### Exercise requirements:
Set down the data that follows, exactly and completely.

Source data
========

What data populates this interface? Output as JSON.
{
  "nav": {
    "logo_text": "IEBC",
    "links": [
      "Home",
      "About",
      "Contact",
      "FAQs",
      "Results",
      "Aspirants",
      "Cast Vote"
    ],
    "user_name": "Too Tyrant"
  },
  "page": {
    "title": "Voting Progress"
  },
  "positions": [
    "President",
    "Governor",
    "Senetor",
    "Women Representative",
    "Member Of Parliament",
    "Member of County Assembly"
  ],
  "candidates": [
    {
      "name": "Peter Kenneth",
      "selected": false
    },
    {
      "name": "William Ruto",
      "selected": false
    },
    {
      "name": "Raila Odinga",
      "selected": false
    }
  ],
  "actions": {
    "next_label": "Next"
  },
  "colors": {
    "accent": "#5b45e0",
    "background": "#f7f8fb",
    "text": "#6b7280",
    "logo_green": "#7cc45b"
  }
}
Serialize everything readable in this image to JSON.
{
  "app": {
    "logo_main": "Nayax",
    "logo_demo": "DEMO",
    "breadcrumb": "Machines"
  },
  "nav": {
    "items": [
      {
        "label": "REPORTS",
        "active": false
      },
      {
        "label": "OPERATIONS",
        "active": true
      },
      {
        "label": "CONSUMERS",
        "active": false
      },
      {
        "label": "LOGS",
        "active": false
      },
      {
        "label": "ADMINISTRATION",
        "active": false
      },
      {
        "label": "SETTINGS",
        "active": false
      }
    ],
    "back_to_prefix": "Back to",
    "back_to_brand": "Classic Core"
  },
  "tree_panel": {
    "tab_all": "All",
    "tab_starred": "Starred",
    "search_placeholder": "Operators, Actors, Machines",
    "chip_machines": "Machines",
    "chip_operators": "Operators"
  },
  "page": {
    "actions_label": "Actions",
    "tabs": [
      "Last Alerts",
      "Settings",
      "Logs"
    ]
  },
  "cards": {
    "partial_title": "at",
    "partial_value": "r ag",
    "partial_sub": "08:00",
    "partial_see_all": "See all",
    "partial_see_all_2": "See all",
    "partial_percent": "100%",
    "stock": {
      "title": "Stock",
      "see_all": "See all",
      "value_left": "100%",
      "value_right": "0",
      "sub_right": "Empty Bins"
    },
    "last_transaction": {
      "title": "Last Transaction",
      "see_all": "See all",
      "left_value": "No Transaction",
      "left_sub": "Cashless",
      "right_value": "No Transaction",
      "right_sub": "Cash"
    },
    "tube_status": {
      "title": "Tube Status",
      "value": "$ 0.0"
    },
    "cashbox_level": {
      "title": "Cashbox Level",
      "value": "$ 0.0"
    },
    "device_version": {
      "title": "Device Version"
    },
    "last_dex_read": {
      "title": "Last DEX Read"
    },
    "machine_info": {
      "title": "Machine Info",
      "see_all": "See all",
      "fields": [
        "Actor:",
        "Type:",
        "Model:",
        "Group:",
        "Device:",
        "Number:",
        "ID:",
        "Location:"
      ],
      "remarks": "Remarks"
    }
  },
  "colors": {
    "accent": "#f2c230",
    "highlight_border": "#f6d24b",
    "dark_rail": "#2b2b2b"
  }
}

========

### Written reply:
What data populates this interface? Output as JSON.
{
  "nav": {
    "logo_text": "IEBC",
    "links": [
      "Home",
      "About",
      "Contact",
      "FAQs",
      "Results",
      "Aspirants",
      "Cast Vote"
    ],
    "user_name": "Too Tyrant"
  },
  "page": {
    "title": "Voting Progress"
  },
  "positions": [
    "President",
    "Governor",
    "Senetor",
    "Women Representative",
    "Member Of Parliament",
    "Member of County Assembly"
  ],
  "candidates": [
    {
      "name": "Peter Kenneth",
      "selected": false
    },
    {
      "name": "William Ruto",
      "selected": false
    },
    {
      "name": "Raila Odinga",
      "selected": false
    }
  ],
  "actions": {
    "next_label": "Next"
  },
  "colors": {
    "accent": "#5b45e0",
    "background": "#f7f8fb",
    "text": "#6b7280",
    "logo_green": "#7cc45b"
  }
}
Serialize everything readable in this image to JSON.
{
  "app": {
    "logo_main": "Nayax",
    "logo_demo": "DEMO",
    "breadcrumb": "Machines"
  },
  "nav": {
    "items": [
      {
        "label": "REPORTS",
        "active": false
      },
      {
        "label": "OPERATIONS",
        "active": true
      },
      {
        "label": "CONSUMERS",
        "active": false
      },
      {
        "label": "LOGS",
        "active": false
      },
      {
        "label": "ADMINISTRATION",
        "active": false
      },
      {
        "label": "SETTINGS",
        "active": false
      }
    ],
    "back_to_prefix": "Back to",
    "back_to_brand": "Classic Core"
  },
  "tree_panel": {
    "tab_all": "All",
    "tab_starred": "Starred",
    "search_placeholder": "Operators, Actors, Machines",
    "chip_machines": "Machines",
    "chip_operators": "Operators"
  },
  "page": {
    "actions_label": "Actions",
    "tabs": [
      "Last Alerts",
      "Settings",
      "Logs"
    ]
  },
  "cards": {
    "partial_title": "at",
    "partial_value": "r ag",
    "partial_sub": "08:00",
    "partial_see_all": "See all",
    "partial_see_all_2": "See all",
    "partial_percent": "100%",
    "stock": {
      "title": "Stock",
      "see_all": "See all",
      "value_left": "100%",
      "value_right": "0",
      "sub_right": "Empty Bins"
    },
    "last_transaction": {
      "title": "Last Transaction",
      "see_all": "See all",
      "left_value": "No Transaction",
      "left_sub": "Cashless",
      "right_value": "No Transaction",
      "right_sub": "Cash"
    },
    "tube_status": {
      "title": "Tube Status",
      "value": "$ 0.0"
    },
    "cashbox_level": {
      "title": "Cashbox Level",
      "value": "$ 0.0"
    },
    "device_version": {
      "title": "Device Version"
    },
    "last_dex_read": {
      "title": "Last DEX Read"
    },
    "machine_info": {
      "title": "Machine Info",
      "see_all": "See all",
      "fields": [
        "Actor:",
        "Type:",
        "Model:",
        "Group:",
        "Device:",
        "Number:",
        "ID:",
        "Location:"
      ],
      "remarks": "Remarks"
    }
  },
  "colors": {
    "accent": "#f2c230",
    "highlight_border": "#f6d24b",
    "dark_rail": "#2b2b2b"
  }
}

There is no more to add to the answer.